We are back for a day’s rest and respite in “trench billets” and we go up to the line again tomorrow to complete our spell. We have had a pretty rotten time and had quite a number of casualties, including one officer killed. We don’t seem to have much luck as when we took over from 1st battalion — Highlanders, they told us it was quite a soft spot and not much doing. No doubt we asked for trouble as we started the ball with a heavy machine gun fire on a village just behind their line through which their reliefs are affected and a shower of rifle grenades into their trenches, just to show we had arrived. We got heavily shelled for our pains but that didn’t do so much damage as a fusillade of trench mortars which they sent over late yesterday afternoon.

They got the range pretty quickly and I suspect they were trying to get the aforesaid machine gun, which was hard by our dugout. Anyway, these heavy mortars were dropping all round us and one of them sent a small avalanche of earth and stone into our dugout, but we were safe.

The men in the vicinity were quick to take cover in another dugout which was luckily available but not before several shells were laid out and our dugout was converted into a hospital for the time being.

We had as a visitor an officer from “C” company, who were [C company that is] in support immediately behind us, and our friend had just returned from leave and was telling us all about his holiday, during which incidentally, he got married. He thought it was time he was getting back to his company and although we tried to dissuade him from going until the strafe was over, he insisted on it. Almost immediately afterwards word was brought in that he had been killed.

Two of us went out to see if we could do anything, but there he was lying a few paces from the dugout practically decapitated. We could only lay him out on the fire-step and come away for the time being. It was rather tragic but he simply walked into it, and if only for his week-old wife’s sake, he might have exercised a little more caution. He was an old 13th H.L.I man, like myself, and we came over to France together. He was an excellent soldier and quite a well known sprinter in his day.

We had some shelling here today and one casualty. Must turn in now as we shall be early on the move tomorrow. My turn for leave cannot be far off now but we are rather short of officers at the moment.

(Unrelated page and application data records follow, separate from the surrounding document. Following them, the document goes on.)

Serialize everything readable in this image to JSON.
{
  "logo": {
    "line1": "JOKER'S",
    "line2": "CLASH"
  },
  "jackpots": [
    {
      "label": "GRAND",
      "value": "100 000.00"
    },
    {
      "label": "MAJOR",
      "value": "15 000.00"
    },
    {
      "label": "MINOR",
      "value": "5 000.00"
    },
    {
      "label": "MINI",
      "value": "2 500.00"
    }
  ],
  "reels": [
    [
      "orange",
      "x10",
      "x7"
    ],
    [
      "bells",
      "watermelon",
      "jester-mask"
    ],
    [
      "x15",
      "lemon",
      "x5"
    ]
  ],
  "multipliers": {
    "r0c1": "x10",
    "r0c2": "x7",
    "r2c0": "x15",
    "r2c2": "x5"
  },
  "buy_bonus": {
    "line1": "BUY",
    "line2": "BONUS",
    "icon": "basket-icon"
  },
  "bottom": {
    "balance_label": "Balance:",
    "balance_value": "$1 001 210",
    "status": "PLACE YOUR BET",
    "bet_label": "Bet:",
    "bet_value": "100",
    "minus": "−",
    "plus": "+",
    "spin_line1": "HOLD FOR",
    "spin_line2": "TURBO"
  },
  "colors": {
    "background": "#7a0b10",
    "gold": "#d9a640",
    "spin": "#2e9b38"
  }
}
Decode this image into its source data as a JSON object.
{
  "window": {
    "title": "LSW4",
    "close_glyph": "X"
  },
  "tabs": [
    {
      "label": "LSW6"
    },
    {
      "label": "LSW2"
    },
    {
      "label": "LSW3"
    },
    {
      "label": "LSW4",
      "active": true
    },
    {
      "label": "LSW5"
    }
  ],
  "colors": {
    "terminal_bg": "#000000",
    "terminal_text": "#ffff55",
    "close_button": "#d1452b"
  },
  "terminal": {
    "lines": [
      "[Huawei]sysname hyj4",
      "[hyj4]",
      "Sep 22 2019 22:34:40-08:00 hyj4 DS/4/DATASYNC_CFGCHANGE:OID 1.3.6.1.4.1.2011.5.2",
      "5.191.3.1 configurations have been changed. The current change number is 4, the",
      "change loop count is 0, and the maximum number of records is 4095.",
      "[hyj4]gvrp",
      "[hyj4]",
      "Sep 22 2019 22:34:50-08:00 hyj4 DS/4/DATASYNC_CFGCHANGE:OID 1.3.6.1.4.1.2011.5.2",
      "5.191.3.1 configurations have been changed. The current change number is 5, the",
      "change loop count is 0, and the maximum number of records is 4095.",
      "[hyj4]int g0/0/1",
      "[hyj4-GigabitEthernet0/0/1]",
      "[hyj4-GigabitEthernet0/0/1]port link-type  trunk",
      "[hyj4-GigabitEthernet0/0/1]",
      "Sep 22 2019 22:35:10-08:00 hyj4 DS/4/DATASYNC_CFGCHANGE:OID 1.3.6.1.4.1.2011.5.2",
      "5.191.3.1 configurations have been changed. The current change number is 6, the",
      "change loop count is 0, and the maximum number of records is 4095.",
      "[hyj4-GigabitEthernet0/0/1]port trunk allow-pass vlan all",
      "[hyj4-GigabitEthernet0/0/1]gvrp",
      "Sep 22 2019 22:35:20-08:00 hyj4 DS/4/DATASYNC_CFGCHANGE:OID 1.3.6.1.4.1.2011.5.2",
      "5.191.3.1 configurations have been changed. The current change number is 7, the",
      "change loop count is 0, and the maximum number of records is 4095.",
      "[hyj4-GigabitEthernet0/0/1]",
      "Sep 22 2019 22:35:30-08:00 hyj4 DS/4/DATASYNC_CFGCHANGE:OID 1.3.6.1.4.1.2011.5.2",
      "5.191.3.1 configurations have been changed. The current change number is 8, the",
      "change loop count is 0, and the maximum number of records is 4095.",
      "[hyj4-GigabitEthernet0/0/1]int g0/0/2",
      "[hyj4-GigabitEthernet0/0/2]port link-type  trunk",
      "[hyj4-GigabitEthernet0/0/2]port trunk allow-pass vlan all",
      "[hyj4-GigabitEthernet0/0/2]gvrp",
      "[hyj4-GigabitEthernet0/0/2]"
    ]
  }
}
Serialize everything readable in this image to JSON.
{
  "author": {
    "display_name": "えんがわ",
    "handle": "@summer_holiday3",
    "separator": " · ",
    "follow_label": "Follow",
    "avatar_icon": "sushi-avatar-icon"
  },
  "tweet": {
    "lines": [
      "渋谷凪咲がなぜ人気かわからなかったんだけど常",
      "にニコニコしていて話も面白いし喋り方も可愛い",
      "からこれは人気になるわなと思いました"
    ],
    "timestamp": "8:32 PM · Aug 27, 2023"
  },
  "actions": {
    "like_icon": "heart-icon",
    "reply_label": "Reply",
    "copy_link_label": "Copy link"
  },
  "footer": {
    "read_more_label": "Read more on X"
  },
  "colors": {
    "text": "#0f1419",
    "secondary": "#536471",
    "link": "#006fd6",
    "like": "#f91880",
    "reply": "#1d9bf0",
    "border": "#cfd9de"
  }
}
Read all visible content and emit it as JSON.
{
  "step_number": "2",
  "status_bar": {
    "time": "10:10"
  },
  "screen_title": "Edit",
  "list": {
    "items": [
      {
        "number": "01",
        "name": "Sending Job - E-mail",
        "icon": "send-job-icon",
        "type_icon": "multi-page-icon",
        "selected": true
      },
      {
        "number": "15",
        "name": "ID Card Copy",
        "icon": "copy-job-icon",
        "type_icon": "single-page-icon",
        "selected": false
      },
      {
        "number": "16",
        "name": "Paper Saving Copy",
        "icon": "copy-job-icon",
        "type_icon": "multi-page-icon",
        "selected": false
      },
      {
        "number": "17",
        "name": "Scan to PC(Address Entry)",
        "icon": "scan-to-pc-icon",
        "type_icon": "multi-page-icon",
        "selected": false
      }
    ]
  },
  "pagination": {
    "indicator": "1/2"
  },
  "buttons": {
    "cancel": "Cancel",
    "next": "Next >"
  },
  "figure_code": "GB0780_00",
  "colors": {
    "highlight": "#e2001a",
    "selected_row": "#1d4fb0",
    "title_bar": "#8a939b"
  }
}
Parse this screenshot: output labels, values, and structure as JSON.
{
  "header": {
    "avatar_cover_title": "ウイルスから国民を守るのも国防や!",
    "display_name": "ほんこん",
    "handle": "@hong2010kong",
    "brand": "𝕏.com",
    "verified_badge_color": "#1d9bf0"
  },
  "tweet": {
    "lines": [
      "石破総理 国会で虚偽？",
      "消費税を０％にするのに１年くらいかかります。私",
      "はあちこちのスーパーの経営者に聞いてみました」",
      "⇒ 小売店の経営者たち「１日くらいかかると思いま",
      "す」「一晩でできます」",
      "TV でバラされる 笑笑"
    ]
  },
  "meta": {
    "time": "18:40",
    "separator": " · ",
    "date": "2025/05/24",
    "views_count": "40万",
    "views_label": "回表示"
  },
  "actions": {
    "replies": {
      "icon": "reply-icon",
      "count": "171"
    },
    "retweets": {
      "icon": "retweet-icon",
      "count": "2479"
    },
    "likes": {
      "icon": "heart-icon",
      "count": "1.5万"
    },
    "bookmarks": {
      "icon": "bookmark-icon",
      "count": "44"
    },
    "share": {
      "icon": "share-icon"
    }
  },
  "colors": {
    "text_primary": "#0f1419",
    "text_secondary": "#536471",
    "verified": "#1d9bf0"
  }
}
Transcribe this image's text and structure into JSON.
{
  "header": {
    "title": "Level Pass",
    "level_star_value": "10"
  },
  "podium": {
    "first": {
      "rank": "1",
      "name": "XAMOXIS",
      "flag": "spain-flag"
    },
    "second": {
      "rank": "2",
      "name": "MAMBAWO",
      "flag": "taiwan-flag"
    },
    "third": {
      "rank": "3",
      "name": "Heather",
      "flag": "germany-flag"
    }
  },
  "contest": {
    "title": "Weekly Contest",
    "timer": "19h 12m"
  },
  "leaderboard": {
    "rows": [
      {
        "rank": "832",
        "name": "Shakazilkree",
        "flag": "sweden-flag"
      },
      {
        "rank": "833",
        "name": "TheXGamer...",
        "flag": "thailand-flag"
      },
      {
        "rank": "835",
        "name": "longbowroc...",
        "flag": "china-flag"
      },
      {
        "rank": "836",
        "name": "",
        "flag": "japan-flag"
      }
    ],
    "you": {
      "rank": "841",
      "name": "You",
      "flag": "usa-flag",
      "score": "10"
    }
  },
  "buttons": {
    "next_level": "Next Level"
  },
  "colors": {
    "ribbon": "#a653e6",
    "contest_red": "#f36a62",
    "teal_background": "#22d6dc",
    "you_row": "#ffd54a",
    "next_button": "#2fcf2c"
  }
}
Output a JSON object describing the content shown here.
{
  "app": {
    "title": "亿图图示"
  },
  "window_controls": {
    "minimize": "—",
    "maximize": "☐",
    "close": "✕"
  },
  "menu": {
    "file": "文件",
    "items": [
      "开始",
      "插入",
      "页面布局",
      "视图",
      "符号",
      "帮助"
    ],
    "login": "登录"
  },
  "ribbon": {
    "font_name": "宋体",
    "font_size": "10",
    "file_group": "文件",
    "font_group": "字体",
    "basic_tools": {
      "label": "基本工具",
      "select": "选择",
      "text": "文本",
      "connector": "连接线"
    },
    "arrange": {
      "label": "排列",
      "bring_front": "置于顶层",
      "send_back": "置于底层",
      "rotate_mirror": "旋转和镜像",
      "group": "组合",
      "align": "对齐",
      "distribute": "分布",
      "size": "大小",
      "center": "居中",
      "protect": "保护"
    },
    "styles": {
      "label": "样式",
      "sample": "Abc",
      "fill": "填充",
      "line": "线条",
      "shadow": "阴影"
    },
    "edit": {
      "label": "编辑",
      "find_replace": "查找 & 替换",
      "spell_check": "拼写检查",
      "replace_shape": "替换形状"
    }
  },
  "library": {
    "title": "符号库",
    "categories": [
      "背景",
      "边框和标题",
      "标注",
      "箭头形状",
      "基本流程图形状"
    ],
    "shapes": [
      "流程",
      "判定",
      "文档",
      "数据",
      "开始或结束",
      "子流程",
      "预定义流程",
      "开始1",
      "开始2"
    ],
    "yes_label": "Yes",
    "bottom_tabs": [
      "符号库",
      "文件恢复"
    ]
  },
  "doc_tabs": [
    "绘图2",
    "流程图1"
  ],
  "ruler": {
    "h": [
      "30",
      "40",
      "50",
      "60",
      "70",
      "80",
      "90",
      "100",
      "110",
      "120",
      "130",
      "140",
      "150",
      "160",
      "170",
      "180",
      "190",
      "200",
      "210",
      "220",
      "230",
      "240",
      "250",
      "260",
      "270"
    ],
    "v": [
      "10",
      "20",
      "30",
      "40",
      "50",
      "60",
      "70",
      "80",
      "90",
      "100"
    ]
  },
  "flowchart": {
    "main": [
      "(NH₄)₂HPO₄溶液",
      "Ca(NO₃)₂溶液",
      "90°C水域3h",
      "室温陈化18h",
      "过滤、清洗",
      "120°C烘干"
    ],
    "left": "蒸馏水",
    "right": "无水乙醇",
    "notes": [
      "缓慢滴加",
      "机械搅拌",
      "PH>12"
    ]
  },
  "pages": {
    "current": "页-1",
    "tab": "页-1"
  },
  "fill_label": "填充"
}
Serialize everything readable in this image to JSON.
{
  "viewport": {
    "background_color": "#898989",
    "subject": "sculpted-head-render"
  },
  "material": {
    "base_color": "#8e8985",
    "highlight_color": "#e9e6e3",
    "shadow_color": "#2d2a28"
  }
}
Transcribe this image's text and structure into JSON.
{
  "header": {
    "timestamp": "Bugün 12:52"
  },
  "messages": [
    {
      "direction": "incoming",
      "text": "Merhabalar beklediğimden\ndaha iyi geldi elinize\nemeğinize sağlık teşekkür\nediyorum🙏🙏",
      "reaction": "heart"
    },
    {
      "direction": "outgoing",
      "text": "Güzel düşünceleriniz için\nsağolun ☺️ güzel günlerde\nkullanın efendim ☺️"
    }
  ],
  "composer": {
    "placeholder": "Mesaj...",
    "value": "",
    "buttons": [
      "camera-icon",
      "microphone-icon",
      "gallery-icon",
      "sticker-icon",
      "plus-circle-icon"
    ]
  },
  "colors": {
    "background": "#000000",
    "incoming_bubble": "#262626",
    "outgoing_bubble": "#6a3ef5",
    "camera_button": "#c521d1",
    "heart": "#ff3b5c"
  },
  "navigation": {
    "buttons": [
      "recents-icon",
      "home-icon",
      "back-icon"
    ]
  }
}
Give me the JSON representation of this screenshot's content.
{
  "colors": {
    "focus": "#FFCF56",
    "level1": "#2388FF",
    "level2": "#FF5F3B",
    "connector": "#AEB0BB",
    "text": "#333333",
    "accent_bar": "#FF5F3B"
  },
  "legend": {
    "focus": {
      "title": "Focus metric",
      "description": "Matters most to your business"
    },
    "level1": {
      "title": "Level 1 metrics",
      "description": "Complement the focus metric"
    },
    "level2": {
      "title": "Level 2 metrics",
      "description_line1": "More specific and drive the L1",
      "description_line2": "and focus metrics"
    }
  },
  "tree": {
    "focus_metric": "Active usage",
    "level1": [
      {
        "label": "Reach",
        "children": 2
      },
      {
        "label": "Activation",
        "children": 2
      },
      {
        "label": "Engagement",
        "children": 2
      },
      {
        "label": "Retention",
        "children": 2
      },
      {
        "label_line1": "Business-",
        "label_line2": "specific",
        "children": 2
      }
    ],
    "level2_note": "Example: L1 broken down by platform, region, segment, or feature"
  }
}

Startling how matter of fact Henry’s writing is. Perhaps that was the way he coped?

FOR MORE ON READING & WRITING HISTORICAL FICTION follow A WRITER OF HISTORY (using the widget on the left sidebar)

M.K. Tod writes historical fiction. Her latest novel, TIME AND REGRET was published by Lake Union. Mary’s other novels, LIES TOLD IN SILENCE and UNRAVELLED are available from Amazon, NookKoboGoogle Play and iTunes. She can be contacted on Facebook, Twitter and Goodreads or on her website www.mktod.com.